## Exercise brief
An exact, complete copy of the data that follows is needed.

-*-

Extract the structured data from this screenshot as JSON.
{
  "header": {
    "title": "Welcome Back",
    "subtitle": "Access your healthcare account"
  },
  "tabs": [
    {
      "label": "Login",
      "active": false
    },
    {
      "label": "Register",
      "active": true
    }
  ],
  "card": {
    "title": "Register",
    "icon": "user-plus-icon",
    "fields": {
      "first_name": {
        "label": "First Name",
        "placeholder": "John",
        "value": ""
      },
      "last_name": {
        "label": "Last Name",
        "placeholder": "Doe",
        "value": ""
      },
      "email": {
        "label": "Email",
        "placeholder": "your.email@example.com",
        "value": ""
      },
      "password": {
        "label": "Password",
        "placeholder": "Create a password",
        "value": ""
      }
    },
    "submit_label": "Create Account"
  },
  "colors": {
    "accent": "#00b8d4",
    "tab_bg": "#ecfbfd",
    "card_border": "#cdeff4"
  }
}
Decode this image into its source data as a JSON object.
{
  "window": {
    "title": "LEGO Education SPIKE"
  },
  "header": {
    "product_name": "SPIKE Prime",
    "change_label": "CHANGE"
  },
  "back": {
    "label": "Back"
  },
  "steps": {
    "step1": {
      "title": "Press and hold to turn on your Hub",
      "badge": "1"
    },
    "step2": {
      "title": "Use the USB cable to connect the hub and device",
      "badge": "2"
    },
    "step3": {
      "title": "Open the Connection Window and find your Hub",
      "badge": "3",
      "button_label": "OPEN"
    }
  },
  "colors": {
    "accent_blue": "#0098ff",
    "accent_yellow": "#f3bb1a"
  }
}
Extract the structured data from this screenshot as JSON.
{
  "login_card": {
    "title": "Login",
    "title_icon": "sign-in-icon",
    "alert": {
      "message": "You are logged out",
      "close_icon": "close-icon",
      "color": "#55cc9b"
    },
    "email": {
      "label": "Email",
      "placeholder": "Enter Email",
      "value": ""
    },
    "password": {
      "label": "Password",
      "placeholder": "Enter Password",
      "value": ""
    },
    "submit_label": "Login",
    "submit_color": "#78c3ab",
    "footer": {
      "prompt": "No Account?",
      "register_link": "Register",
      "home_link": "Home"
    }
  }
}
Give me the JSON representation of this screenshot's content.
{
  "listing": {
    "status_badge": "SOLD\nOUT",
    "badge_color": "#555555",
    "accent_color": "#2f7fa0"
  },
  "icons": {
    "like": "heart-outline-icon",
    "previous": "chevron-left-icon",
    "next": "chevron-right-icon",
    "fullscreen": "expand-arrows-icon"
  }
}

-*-

## Exercise answer
Extract the structured data from this screenshot as JSON.
{
  "header": {
    "title": "Welcome Back",
    "subtitle": "Access your healthcare account"
  },
  "tabs": [
    {
      "label": "Login",
      "active": false
    },
    {
      "label": "Register",
      "active": true
    }
  ],
  "card": {
    "title": "Register",
    "icon": "user-plus-icon",
    "fields": {
      "first_name": {
        "label": "First Name",
        "placeholder": "John",
        "value": ""
      },
      "last_name": {
        "label": "Last Name",
        "placeholder": "Doe",
        "value": ""
      },
      "email": {
        "label": "Email",
        "placeholder": "your.email@example.com",
        "value": ""
      },
      "password": {
        "label": "Password",
        "placeholder": "Create a password",
        "value": ""
      }
    },
    "submit_label": "Create Account"
  },
  "colors": {
    "accent": "#00b8d4",
    "tab_bg": "#ecfbfd",
    "card_border": "#cdeff4"
  }
}
Decode this image into its source data as a JSON object.
{
  "window": {
    "title": "LEGO Education SPIKE"
  },
  "header": {
    "product_name": "SPIKE Prime",
    "change_label": "CHANGE"
  },
  "back": {
    "label": "Back"
  },
  "steps": {
    "step1": {
      "title": "Press and hold to turn on your Hub",
      "badge": "1"
    },
    "step2": {
      "title": "Use the USB cable to connect the hub and device",
      "badge": "2"
    },
    "step3": {
      "title": "Open the Connection Window and find your Hub",
      "badge": "3",
      "button_label": "OPEN"
    }
  },
  "colors": {
    "accent_blue": "#0098ff",
    "accent_yellow": "#f3bb1a"
  }
}
Extract the structured data from this screenshot as JSON.
{
  "login_card": {
    "title": "Login",
    "title_icon": "sign-in-icon",
    "alert": {
      "message": "You are logged out",
      "close_icon": "close-icon",
      "color": "#55cc9b"
    },
    "email": {
      "label": "Email",
      "placeholder": "Enter Email",
      "value": ""
    },
    "password": {
      "label": "Password",
      "placeholder": "Enter Password",
      "value": ""
    },
    "submit_label": "Login",
    "submit_color": "#78c3ab",
    "footer": {
      "prompt": "No Account?",
      "register_link": "Register",
      "home_link": "Home"
    }
  }
}
Give me the JSON representation of this screenshot's content.
{
  "listing": {
    "status_badge": "SOLD\nOUT",
    "badge_color": "#555555",
    "accent_color": "#2f7fa0"
  },
  "icons": {
    "like": "heart-outline-icon",
    "previous": "chevron-left-icon",
    "next": "chevron-right-icon",
    "fullscreen": "expand-arrows-icon"
  }
}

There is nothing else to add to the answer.